Not Tobey. Andrew Garfield. He lives with his mom (Laura Dern) and his son, and Shannon has come to kick him out of his house for good. But he’s a good ole boy, and after a bit of humiliation and degradation and infomercial tears, Shannon takes on Spider-Man and makes a lot of uncomfortable jokes about getting his dick sucked and getting a handjob from Spider-Man and stressing that working for his company means having to miss everything, even if his son has play recital, or he’s “got the best blowjob in Miami lined up.” Very strange. Florida seems like hell on Earth, and we’re trapped in it for nearly two hours in 99 Homes. With the other, more legit movie about the housing crisis coming out later this fall, 99 Homes is a welcome low-rent exploitation film, full of guns and grime and wallowing in the quicksand of Orlando. Spider-Man gets sent into a house full of raw sewage and shit where the absent tenants spray-painted the walls “KILL BANKERS.” You know that commercial where the mom is driving with her daughter and she’s on Instagram and then they get hit by a truck? This is that tone for two hours.

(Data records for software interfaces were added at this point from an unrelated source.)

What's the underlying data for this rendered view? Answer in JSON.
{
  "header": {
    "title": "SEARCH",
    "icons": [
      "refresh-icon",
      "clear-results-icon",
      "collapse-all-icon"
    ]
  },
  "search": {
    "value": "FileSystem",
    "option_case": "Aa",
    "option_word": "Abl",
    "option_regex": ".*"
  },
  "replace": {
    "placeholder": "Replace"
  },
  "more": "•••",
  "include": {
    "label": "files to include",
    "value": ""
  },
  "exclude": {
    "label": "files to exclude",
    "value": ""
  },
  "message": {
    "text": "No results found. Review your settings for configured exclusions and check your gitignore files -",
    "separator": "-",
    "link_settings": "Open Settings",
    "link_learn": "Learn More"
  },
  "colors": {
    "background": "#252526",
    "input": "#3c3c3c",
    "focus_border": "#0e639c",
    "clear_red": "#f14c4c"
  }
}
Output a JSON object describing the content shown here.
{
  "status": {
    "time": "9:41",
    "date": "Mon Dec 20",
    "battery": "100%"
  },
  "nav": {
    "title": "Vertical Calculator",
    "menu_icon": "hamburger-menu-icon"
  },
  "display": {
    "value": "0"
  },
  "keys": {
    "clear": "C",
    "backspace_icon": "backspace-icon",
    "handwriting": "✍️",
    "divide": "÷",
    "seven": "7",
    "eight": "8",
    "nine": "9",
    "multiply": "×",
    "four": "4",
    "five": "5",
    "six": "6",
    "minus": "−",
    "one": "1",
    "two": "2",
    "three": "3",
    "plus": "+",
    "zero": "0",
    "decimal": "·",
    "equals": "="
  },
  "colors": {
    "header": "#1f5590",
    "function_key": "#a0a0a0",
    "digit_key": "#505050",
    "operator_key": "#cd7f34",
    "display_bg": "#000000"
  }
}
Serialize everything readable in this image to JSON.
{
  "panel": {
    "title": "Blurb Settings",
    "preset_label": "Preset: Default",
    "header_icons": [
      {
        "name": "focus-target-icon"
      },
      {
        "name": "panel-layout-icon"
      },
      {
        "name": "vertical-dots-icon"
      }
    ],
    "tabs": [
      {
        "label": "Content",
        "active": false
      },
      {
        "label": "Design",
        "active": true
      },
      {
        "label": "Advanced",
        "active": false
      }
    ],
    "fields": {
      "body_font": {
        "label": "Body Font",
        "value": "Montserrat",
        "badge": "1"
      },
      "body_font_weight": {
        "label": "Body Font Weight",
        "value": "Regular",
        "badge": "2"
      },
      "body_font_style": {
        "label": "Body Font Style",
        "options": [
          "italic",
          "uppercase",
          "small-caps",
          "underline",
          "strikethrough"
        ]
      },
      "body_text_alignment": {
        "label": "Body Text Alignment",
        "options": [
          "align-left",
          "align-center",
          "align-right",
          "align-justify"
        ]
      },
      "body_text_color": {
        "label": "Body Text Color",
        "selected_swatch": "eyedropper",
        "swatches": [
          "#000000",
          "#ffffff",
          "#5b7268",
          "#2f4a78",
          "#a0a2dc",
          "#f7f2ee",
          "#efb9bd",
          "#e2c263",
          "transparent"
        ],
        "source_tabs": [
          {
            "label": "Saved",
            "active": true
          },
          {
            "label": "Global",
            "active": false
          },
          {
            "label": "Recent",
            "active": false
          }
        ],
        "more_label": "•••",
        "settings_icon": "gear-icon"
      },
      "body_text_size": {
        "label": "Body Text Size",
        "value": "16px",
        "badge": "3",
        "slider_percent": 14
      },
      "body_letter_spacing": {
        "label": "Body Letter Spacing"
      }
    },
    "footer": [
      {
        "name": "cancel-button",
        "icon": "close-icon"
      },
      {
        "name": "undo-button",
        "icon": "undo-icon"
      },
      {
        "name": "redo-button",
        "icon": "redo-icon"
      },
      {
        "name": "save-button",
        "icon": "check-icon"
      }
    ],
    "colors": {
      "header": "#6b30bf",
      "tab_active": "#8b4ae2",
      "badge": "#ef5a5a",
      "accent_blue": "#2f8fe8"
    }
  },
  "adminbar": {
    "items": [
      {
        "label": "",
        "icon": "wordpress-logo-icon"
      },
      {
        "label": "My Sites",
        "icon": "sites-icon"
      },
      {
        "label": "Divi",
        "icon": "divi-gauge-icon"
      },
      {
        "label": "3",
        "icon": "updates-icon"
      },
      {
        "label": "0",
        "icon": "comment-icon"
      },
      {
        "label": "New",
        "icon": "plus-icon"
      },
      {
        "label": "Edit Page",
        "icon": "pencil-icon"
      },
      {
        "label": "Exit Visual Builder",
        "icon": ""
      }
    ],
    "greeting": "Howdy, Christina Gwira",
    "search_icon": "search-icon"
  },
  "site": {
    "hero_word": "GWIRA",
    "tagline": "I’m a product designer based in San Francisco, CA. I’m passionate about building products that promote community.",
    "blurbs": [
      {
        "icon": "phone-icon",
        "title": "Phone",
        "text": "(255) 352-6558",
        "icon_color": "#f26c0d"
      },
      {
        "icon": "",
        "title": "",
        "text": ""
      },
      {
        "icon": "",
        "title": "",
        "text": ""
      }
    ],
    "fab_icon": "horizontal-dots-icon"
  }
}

On the other hand, Mississippi Grind is the kind of understated atmospheric realism that I don’t see nearly enough of. Unfortunately, after 20 minutes, I was reminded why. This film has no momentum after a really promising beginning, with Ben Mendelsohn as a sad sack gambling addict who spots weirdo Cheshire Cat Ryan Reynolds as a good luck charm. It’s a bromance. They cross the Midwest, visiting lovers, ex-wives, and big pots. They need money for a big buy-in ostensibly, but the whole thing just peters out after Mendelsohn gets stabbed about half an hour in. He’s fine, and after meeting up with Reynolds again in the parking lot, he offers him a ride. Reynolds offers a hilarious and indelible line—“Nah, I’m good. I’m just gonna steal a bike.” Other than this, and its initial mood set-up, Mississippi Grind is more of a detriment to nuanced and atmospheric filmmaking than the bombastic and melodramatic 99 Homes.
—Follow Nicky Smith on Twitter: @MUGGER1992